* _What this task involves_: Retype the entries in full.

* _Dataset_:
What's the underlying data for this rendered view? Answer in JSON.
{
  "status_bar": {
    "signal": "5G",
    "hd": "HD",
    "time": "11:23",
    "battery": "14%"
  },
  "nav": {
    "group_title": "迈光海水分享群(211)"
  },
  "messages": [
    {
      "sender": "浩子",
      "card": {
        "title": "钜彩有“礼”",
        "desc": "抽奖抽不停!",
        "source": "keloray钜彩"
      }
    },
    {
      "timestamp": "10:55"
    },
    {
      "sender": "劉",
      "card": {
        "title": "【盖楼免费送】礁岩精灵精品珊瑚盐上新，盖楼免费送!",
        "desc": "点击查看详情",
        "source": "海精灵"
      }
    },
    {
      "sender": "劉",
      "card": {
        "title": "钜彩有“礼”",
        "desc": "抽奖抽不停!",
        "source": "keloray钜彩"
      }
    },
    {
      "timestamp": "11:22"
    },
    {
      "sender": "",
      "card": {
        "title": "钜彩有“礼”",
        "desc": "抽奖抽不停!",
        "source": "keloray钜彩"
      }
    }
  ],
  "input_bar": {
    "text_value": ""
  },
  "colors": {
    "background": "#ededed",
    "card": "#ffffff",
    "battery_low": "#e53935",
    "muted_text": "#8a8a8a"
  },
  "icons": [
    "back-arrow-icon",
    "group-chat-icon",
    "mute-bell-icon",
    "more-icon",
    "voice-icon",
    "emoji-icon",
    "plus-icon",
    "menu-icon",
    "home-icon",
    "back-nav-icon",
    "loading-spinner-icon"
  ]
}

* _Response to this exercise_:
What's the underlying data for this rendered view? Answer in JSON.
{
  "status_bar": {
    "signal": "5G",
    "hd": "HD",
    "time": "11:23",
    "battery": "14%"
  },
  "nav": {
    "group_title": "迈光海水分享群(211)"
  },
  "messages": [
    {
      "sender": "浩子",
      "card": {
        "title": "钜彩有“礼”",
        "desc": "抽奖抽不停!",
        "source": "keloray钜彩"
      }
    },
    {
      "timestamp": "10:55"
    },
    {
      "sender": "劉",
      "card": {
        "title": "【盖楼免费送】礁岩精灵精品珊瑚盐上新，盖楼免费送!",
        "desc": "点击查看详情",
        "source": "海精灵"
      }
    },
    {
      "sender": "劉",
      "card": {
        "title": "钜彩有“礼”",
        "desc": "抽奖抽不停!",
        "source": "keloray钜彩"
      }
    },
    {
      "timestamp": "11:22"
    },
    {
      "sender": "",
      "card": {
        "title": "钜彩有“礼”",
        "desc": "抽奖抽不停!",
        "source": "keloray钜彩"
      }
    }
  ],
  "input_bar": {
    "text_value": ""
  },
  "colors": {
    "background": "#ededed",
    "card": "#ffffff",
    "battery_low": "#e53935",
    "muted_text": "#8a8a8a"
  },
  "icons": [
    "back-arrow-icon",
    "group-chat-icon",
    "mute-bell-icon",
    "more-icon",
    "voice-icon",
    "emoji-icon",
    "plus-icon",
    "menu-icon",
    "home-icon",
    "back-nav-icon",
    "loading-spinner-icon"
  ]
}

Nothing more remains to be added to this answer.